Would you output all the data exactly as it stands?

===============

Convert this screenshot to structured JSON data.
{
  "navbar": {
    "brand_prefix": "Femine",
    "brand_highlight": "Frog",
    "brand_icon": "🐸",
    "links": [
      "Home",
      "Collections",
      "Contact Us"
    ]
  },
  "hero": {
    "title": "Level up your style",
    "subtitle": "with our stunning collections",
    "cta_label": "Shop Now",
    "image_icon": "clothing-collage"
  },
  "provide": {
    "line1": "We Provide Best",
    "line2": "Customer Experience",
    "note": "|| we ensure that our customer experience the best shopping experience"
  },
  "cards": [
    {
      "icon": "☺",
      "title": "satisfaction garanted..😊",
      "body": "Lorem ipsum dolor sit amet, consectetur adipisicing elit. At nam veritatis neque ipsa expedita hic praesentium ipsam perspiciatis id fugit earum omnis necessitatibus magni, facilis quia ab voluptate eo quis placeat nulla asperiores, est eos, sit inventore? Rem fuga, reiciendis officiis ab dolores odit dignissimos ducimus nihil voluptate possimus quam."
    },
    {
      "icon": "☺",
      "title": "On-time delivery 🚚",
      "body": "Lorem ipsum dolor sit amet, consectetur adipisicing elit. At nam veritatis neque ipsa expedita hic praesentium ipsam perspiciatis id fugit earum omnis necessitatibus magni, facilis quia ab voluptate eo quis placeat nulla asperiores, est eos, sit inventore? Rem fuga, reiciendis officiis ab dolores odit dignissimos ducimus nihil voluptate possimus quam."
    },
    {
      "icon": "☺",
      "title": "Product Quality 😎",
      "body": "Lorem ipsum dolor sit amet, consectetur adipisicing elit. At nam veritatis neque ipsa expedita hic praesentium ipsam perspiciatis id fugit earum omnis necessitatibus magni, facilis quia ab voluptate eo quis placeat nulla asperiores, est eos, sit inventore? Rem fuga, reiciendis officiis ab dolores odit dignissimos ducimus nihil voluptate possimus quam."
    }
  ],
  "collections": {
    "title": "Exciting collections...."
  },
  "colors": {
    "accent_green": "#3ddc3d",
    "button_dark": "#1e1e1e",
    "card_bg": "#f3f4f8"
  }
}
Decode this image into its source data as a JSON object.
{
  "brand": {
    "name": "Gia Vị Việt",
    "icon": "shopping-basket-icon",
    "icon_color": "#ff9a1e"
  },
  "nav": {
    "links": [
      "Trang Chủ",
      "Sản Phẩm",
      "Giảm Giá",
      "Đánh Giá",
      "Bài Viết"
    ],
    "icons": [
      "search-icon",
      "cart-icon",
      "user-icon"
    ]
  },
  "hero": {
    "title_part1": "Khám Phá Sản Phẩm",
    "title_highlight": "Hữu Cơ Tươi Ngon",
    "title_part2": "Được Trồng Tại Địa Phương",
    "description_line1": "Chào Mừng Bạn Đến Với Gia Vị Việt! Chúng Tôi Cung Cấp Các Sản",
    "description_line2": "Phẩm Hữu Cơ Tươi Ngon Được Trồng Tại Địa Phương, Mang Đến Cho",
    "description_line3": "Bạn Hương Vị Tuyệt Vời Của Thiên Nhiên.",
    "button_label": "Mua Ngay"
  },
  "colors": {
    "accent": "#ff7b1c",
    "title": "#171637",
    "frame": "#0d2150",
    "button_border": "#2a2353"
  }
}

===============

- **COMPLETED TASK**
Convert this screenshot to structured JSON data.
{
  "navbar": {
    "brand_prefix": "Femine",
    "brand_highlight": "Frog",
    "brand_icon": "🐸",
    "links": [
      "Home",
      "Collections",
      "Contact Us"
    ]
  },
  "hero": {
    "title": "Level up your style",
    "subtitle": "with our stunning collections",
    "cta_label": "Shop Now",
    "image_icon": "clothing-collage"
  },
  "provide": {
    "line1": "We Provide Best",
    "line2": "Customer Experience",
    "note": "|| we ensure that our customer experience the best shopping experience"
  },
  "cards": [
    {
      "icon": "☺",
      "title": "satisfaction garanted..😊",
      "body": "Lorem ipsum dolor sit amet, consectetur adipisicing elit. At nam veritatis neque ipsa expedita hic praesentium ipsam perspiciatis id fugit earum omnis necessitatibus magni, facilis quia ab voluptate eo quis placeat nulla asperiores, est eos, sit inventore? Rem fuga, reiciendis officiis ab dolores odit dignissimos ducimus nihil voluptate possimus quam."
    },
    {
      "icon": "☺",
      "title": "On-time delivery 🚚",
      "body": "Lorem ipsum dolor sit amet, consectetur adipisicing elit. At nam veritatis neque ipsa expedita hic praesentium ipsam perspiciatis id fugit earum omnis necessitatibus magni, facilis quia ab voluptate eo quis placeat nulla asperiores, est eos, sit inventore? Rem fuga, reiciendis officiis ab dolores odit dignissimos ducimus nihil voluptate possimus quam."
    },
    {
      "icon": "☺",
      "title": "Product Quality 😎",
      "body": "Lorem ipsum dolor sit amet, consectetur adipisicing elit. At nam veritatis neque ipsa expedita hic praesentium ipsam perspiciatis id fugit earum omnis necessitatibus magni, facilis quia ab voluptate eo quis placeat nulla asperiores, est eos, sit inventore? Rem fuga, reiciendis officiis ab dolores odit dignissimos ducimus nihil voluptate possimus quam."
    }
  ],
  "collections": {
    "title": "Exciting collections...."
  },
  "colors": {
    "accent_green": "#3ddc3d",
    "button_dark": "#1e1e1e",
    "card_bg": "#f3f4f8"
  }
}
Decode this image into its source data as a JSON object.
{
  "brand": {
    "name": "Gia Vị Việt",
    "icon": "shopping-basket-icon",
    "icon_color": "#ff9a1e"
  },
  "nav": {
    "links": [
      "Trang Chủ",
      "Sản Phẩm",
      "Giảm Giá",
      "Đánh Giá",
      "Bài Viết"
    ],
    "icons": [
      "search-icon",
      "cart-icon",
      "user-icon"
    ]
  },
  "hero": {
    "title_part1": "Khám Phá Sản Phẩm",
    "title_highlight": "Hữu Cơ Tươi Ngon",
    "title_part2": "Được Trồng Tại Địa Phương",
    "description_line1": "Chào Mừng Bạn Đến Với Gia Vị Việt! Chúng Tôi Cung Cấp Các Sản",
    "description_line2": "Phẩm Hữu Cơ Tươi Ngon Được Trồng Tại Địa Phương, Mang Đến Cho",
    "description_line3": "Bạn Hương Vị Tuyệt Vời Của Thiên Nhiên.",
    "button_label": "Mua Ngay"
  },
  "colors": {
    "accent": "#ff7b1c",
    "title": "#171637",
    "frame": "#0d2150",
    "button_border": "#2a2353"
  }
}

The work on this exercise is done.